## What you will do
The answer must consist of every line in the data that contains "situación".
Segment Open
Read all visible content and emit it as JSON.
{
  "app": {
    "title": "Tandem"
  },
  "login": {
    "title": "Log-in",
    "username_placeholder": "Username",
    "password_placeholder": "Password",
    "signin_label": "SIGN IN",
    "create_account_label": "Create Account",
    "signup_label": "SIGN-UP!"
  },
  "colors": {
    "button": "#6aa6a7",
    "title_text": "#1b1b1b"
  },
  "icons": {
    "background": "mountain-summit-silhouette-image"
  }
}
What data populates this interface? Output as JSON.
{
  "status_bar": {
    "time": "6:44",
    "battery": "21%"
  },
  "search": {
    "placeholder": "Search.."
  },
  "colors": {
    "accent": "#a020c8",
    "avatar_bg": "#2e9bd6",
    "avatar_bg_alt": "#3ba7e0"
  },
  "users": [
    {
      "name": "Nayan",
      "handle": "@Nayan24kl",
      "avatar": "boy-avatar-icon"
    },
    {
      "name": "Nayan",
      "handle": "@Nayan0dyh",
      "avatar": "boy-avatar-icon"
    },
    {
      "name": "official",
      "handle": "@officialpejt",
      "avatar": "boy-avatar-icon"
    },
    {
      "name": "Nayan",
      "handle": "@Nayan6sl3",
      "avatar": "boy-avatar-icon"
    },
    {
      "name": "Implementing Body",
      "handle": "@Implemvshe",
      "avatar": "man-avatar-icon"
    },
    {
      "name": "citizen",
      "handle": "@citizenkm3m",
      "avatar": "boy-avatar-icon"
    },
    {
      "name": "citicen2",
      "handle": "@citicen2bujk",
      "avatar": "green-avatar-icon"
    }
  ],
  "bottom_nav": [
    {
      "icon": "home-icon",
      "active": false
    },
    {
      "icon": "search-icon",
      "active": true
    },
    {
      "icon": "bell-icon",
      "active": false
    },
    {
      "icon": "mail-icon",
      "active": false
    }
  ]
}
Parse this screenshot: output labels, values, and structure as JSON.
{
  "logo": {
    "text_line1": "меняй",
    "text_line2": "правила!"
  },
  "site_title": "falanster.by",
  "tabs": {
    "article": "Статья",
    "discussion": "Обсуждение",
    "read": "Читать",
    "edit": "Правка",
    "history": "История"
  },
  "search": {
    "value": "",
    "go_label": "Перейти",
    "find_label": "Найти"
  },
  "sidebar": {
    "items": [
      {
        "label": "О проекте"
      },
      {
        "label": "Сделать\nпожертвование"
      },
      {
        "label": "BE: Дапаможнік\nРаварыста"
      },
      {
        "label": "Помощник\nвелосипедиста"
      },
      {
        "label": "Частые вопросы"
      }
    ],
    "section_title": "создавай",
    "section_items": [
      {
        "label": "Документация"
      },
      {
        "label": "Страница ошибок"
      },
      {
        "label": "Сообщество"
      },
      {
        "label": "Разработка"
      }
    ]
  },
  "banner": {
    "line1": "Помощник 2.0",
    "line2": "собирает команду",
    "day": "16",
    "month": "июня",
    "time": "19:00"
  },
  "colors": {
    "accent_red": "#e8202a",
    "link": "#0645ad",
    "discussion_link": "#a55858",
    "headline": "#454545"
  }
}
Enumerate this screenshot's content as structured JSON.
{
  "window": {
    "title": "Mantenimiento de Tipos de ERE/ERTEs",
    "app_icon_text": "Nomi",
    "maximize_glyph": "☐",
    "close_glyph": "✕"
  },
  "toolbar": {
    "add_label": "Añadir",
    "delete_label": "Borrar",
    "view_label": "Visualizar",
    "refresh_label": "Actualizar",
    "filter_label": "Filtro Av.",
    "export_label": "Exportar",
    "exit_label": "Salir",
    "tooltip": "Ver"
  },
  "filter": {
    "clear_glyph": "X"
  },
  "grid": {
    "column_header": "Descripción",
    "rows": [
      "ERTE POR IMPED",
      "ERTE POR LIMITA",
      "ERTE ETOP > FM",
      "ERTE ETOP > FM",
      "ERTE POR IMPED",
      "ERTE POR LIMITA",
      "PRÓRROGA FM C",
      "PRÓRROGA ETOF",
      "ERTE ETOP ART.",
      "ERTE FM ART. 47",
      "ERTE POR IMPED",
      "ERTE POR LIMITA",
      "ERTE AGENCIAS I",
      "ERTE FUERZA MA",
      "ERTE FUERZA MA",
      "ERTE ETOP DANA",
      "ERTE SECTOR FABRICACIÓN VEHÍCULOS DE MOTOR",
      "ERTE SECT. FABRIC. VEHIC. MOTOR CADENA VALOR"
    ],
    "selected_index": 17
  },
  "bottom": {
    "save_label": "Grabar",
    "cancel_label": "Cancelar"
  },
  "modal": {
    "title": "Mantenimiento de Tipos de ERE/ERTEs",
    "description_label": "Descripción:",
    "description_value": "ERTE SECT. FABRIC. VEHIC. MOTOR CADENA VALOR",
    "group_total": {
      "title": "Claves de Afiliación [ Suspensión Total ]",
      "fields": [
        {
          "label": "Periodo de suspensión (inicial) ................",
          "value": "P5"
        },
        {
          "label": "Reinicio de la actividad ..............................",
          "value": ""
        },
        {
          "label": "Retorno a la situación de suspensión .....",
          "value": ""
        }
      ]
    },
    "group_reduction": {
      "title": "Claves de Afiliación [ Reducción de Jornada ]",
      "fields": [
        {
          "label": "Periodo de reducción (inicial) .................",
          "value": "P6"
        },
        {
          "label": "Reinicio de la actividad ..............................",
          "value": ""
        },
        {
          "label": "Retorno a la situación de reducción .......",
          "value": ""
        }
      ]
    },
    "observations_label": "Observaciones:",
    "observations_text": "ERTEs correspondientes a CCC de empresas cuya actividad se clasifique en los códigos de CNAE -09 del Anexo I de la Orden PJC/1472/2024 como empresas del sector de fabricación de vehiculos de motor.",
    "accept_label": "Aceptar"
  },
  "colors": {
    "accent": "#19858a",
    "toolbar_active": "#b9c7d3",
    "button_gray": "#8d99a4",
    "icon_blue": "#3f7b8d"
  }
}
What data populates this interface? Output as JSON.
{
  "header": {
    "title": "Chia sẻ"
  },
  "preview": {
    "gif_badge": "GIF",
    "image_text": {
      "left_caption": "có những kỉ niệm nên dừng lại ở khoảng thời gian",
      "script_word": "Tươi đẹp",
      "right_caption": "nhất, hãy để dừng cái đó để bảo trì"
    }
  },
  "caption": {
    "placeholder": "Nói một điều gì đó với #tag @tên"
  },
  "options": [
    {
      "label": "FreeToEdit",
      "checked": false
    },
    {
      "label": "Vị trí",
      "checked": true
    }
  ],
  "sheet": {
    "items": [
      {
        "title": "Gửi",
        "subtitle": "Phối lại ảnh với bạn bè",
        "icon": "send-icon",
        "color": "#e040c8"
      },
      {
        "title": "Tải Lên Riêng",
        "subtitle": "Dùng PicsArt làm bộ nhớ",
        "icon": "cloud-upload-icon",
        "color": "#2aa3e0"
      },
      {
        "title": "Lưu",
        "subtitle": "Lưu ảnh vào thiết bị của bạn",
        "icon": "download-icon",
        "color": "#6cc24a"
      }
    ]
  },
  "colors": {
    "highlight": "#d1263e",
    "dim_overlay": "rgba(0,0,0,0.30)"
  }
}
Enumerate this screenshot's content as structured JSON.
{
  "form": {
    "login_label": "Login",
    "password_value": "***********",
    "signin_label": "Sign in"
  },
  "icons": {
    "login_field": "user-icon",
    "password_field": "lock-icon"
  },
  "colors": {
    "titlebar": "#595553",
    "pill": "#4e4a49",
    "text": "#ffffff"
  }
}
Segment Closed
## Your response
          "label": "Retorno a la situación de suspensión .....",
          "label": "Retorno a la situación de reducción .......",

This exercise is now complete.